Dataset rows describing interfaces

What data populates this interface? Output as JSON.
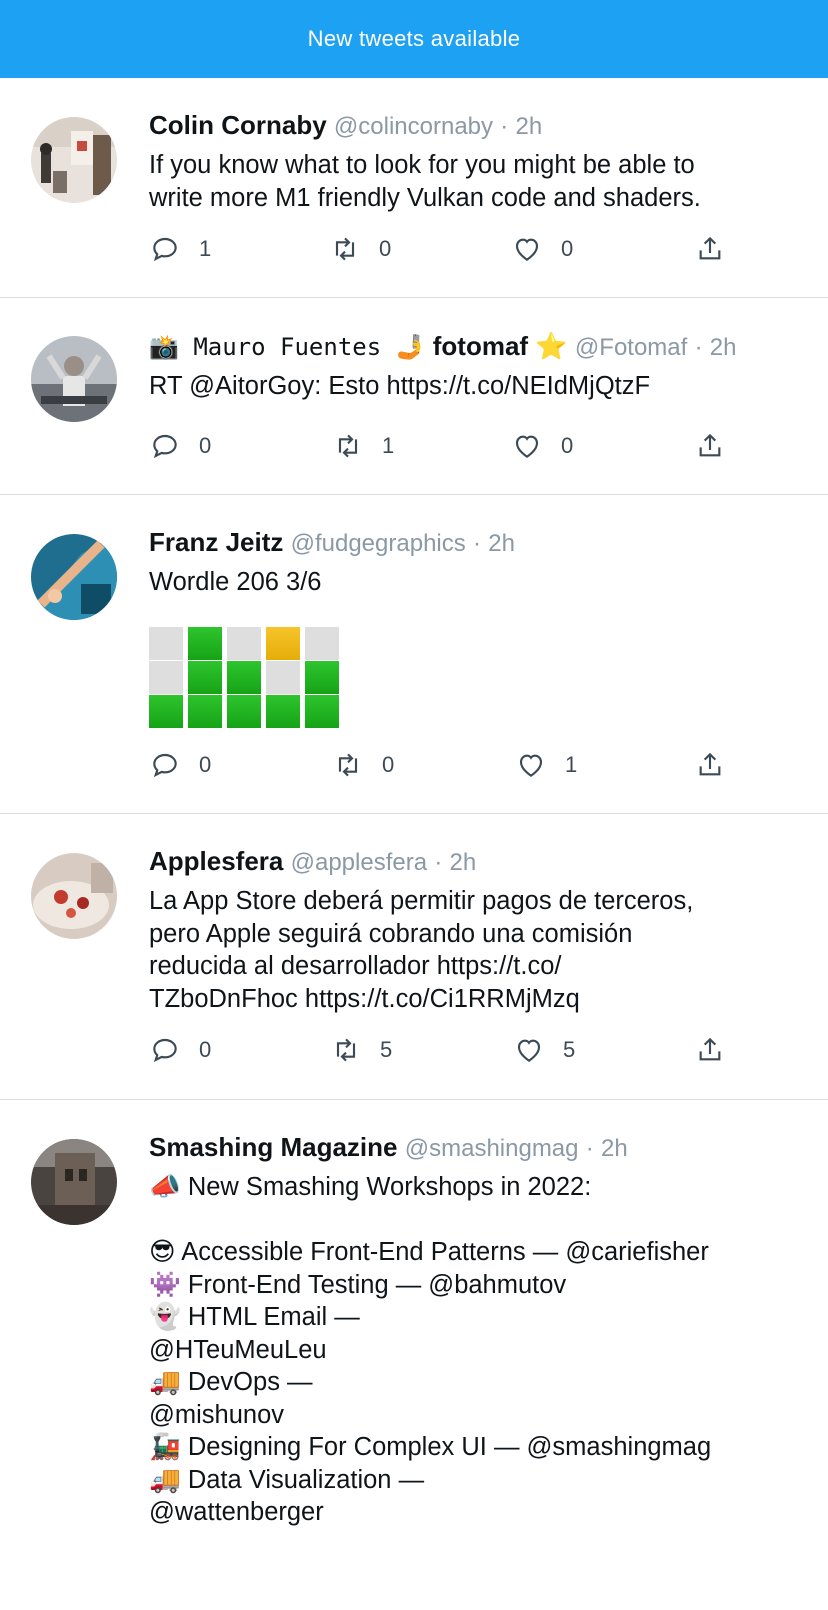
{
  "banner": {
    "label": "New tweets available"
  },
  "tweets": [
    {
      "name": "Colin Cornaby",
      "handle": "@colincornaby",
      "dot": "·",
      "time": "2h",
      "text": "If you know what to look for you might be able to\nwrite more M1 friendly Vulkan code and shaders.",
      "replies": "1",
      "retweets": "0",
      "likes": "0"
    },
    {
      "name_prefix": "📸 𝙼𝚊𝚞𝚛𝚘 𝙵𝚞𝚎𝚗𝚝𝚎𝚜 🤳",
      "name": "fotomaf",
      "name_suffix": "⭐",
      "handle": "@Fotomaf",
      "dot": "·",
      "time": "2h",
      "text": "RT @AitorGoy: Esto https://t.co/NEIdMjQtzF",
      "replies": "0",
      "retweets": "1",
      "likes": "0"
    },
    {
      "name": "Franz Jeitz",
      "handle": "@fudgegraphics",
      "dot": "·",
      "time": "2h",
      "text": "Wordle 206 3/6",
      "wordle": [
        [
          "gray",
          "green",
          "gray",
          "yellow",
          "gray"
        ],
        [
          "gray",
          "green",
          "green",
          "gray",
          "green"
        ],
        [
          "green",
          "green",
          "green",
          "green",
          "green"
        ]
      ],
      "replies": "0",
      "retweets": "0",
      "likes": "1"
    },
    {
      "name": "Applesfera",
      "handle": "@applesfera",
      "dot": "·",
      "time": "2h",
      "text": "La App Store deberá permitir pagos de terceros,\npero Apple seguirá cobrando una comisión\nreducida al desarrollador https://t.co/\nTZboDnFhoc https://t.co/Ci1RRMjMzq",
      "replies": "0",
      "retweets": "5",
      "likes": "5"
    },
    {
      "name": "Smashing Magazine",
      "handle": "@smashingmag",
      "dot": "·",
      "time": "2h",
      "text": "📣 New Smashing Workshops in 2022:\n\n😎 Accessible Front-End Patterns — @cariefisher\n👾 Front-End Testing — @bahmutov\n👻 HTML Email —\n@HTeuMeuLeu\n🚚 DevOps —\n@mishunov\n🚂 Designing For Complex UI — @smashingmag\n🚚 Data Visualization —\n@wattenberger"
    }
  ]
}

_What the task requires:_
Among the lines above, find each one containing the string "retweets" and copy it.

_Response area:_
      "retweets": "0",
      "retweets": "1",
      "retweets": "0",
      "retweets": "5",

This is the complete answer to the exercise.